How to Quilt Half Square Triangles
In our never-ending quest to answer the age old questions “how do I quilt it?” we are back with more ideas for block 4 from our free Online Quilting Bee.
This month we focused on half square triangles. These nifty blocks can be put together in so many ways, which also leaves countless ways to quilt them. When deciding how to quilt the block, you can treat each triangle as it’s own element, or ignore the seam lines and focus on the shapes they create.
Quilting Plan 1
In this first idea, we are going to treat each piece as it’s own section, working around the different seams. I chose a simple arch along each side and seam through the entirety of the green pieces. After that, I echoed the center section to help it stand out and used one of my favorite fills. Because there was a lot going on in the middle and outer sections, I opted to keep the yellow sections simple to create contrast and allow a space for your eye to rest. When designing a quilting plan like this, it’s simply a matter of choosing elements that compliment each other as you fill in each section of the quilt block.
Quilting Plan 2
For this option, I didn’t worry about the seams between each section and treated the green sections as one area.

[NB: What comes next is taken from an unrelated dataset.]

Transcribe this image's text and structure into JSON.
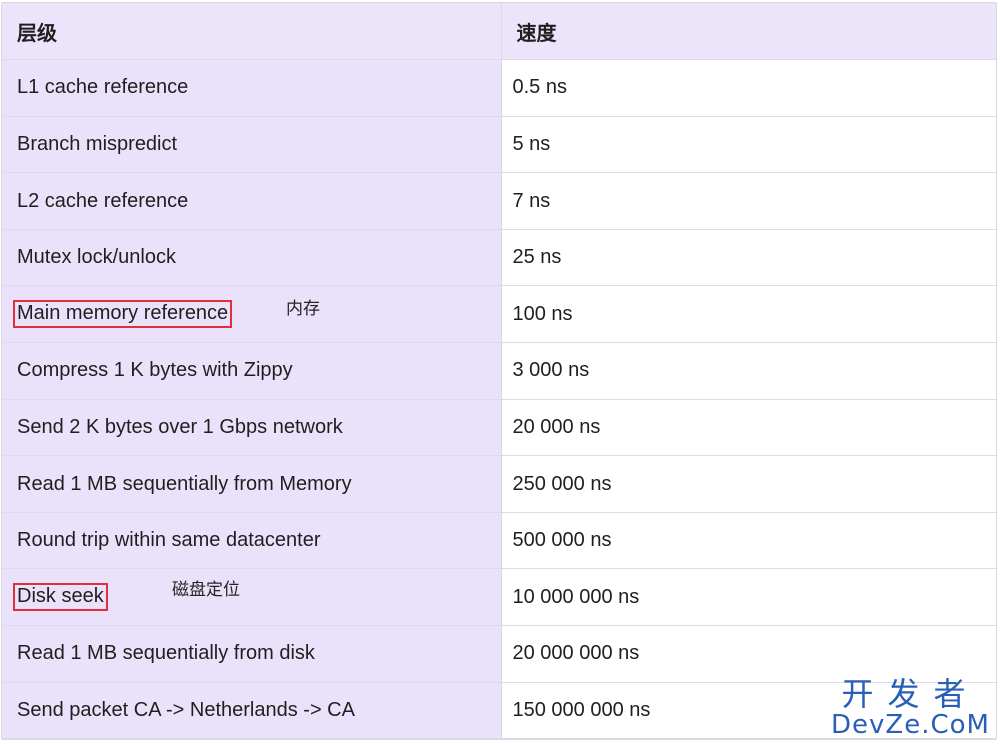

First, I started by putting feathers in the diagonal shapes. Feathers are a great quilting design as they can be manipulated to fit almost any area. I then opted to really contrast the soft areas of the feathers and do some straight lines in the vertical and horizontal green areas. I opted to do two lines close together with space in between each section to give a slightly different look than simply evenly spaces lines. A dense fill in the center square really helps to give a strong foundation for the entire block. Again, I opted to go more simple in the yellow section and went with arched lines around each section.
Quilting Plan 3
For this design, I went outside the box and started to show some of the other shapes you could pull out and accentuate. By drawing lines over the vertical and horizontal spires, the green spire and background become one area to fill. This makes the diagonal spires more prominent and the focal point of the block. A stark contrast between the straight lines and swirls helps to make then stand out more.
Full Quilt Plan
This plan shows how the diamonds would come together on the entire quilt. When choosing quilting plans like this, it can add a whole different layer of design to the top. It is fun to experiment with. When you challenge yourself to find that less common shapes it can help hone in your skills as you develop your own quilting style. In the example, the black lines can overpower the quilt, but keep in mind, you likely would not be quilting it in thick black thread (unless you want to!). A thin white thread would blend much more and not detract from the piecing, but simply add texture in an unexpected way.
I encourage you to print out the images below and doodle and see what you can come up with. When using pencil and paper, there are no worries and you can try as many different options as you like. Don’t be afraid to do something you normally wouldn’t, just to see how it looks! You can always toss it and start over. Right click to save the following images and print them for yourself. Then hang onto the designs you come up with for the final quilt or future inspiration.